** Given information follows **

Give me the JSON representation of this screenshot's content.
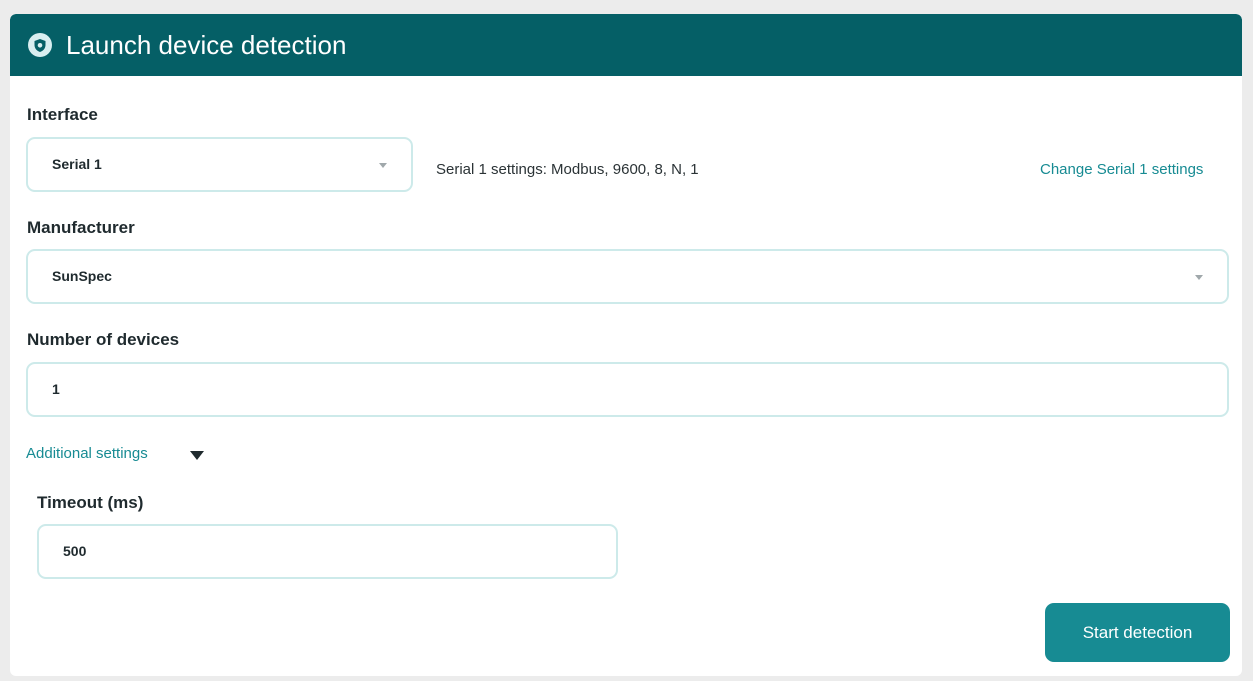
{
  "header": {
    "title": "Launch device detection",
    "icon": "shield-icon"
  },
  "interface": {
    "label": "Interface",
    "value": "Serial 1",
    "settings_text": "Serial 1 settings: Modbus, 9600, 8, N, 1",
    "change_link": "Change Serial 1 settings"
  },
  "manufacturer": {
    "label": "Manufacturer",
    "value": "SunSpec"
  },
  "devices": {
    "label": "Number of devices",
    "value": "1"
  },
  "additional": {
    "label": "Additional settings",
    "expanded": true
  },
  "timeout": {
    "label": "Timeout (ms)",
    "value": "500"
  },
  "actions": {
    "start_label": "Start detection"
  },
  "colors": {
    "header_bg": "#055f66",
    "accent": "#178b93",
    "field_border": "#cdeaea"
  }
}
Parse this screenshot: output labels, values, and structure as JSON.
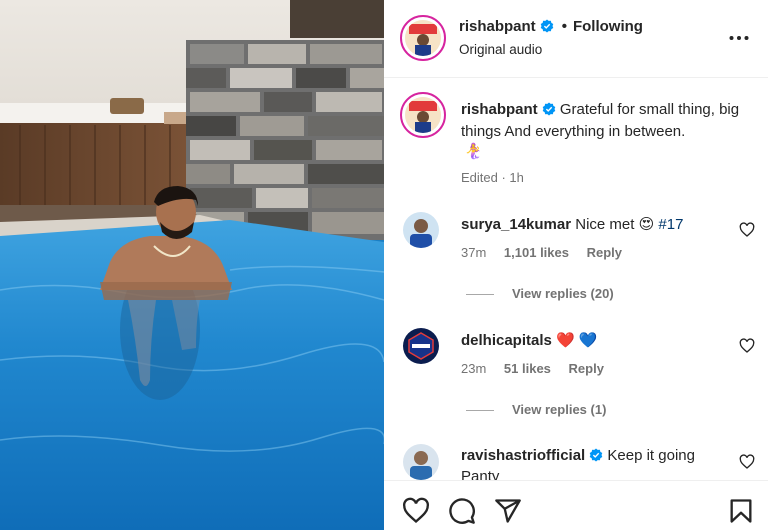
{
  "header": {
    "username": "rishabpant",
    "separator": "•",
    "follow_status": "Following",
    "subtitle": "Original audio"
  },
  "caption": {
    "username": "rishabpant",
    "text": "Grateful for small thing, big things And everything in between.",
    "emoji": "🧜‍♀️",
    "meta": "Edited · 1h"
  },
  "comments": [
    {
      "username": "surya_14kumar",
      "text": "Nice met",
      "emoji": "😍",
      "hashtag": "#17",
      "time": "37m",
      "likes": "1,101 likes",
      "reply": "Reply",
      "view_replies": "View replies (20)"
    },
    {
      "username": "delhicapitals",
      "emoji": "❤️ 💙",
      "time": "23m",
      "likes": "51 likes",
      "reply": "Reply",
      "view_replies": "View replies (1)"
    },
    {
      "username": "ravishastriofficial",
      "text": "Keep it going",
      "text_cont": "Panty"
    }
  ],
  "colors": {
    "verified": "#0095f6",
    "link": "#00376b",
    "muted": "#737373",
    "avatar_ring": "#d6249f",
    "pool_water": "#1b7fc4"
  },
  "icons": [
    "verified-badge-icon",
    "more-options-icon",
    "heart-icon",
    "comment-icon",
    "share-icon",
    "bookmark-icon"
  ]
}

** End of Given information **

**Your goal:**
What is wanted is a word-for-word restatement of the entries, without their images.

**Solution:**
Give me the JSON representation of this screenshot's content.
{
  "header": {
    "title": "Launch device detection",
    "icon": "shield-icon"
  },
  "interface": {
    "label": "Interface",
    "value": "Serial 1",
    "settings_text": "Serial 1 settings: Modbus, 9600, 8, N, 1",
    "change_link": "Change Serial 1 settings"
  },
  "manufacturer": {
    "label": "Manufacturer",
    "value": "SunSpec"
  },
  "devices": {
    "label": "Number of devices",
    "value": "1"
  },
  "additional": {
    "label": "Additional settings",
    "expanded": true
  },
  "timeout": {
    "label": "Timeout (ms)",
    "value": "500"
  },
  "actions": {
    "start_label": "Start detection"
  },
  "colors": {
    "header_bg": "#055f66",
    "accent": "#178b93",
    "field_border": "#cdeaea"
  }
}
Parse this screenshot: output labels, values, and structure as JSON.
{
  "header": {
    "username": "rishabpant",
    "separator": "•",
    "follow_status": "Following",
    "subtitle": "Original audio"
  },
  "caption": {
    "username": "rishabpant",
    "text": "Grateful for small thing, big things And everything in between.",
    "emoji": "🧜‍♀️",
    "meta": "Edited · 1h"
  },
  "comments": [
    {
      "username": "surya_14kumar",
      "text": "Nice met",
      "emoji": "😍",
      "hashtag": "#17",
      "time": "37m",
      "likes": "1,101 likes",
      "reply": "Reply",
      "view_replies": "View replies (20)"
    },
    {
      "username": "delhicapitals",
      "emoji": "❤️ 💙",
      "time": "23m",
      "likes": "51 likes",
      "reply": "Reply",
      "view_replies": "View replies (1)"
    },
    {
      "username": "ravishastriofficial",
      "text": "Keep it going",
      "text_cont": "Panty"
    }
  ],
  "colors": {
    "verified": "#0095f6",
    "link": "#00376b",
    "muted": "#737373",
    "avatar_ring": "#d6249f",
    "pool_water": "#1b7fc4"
  },
  "icons": [
    "verified-badge-icon",
    "more-options-icon",
    "heart-icon",
    "comment-icon",
    "share-icon",
    "bookmark-icon"
  ]
}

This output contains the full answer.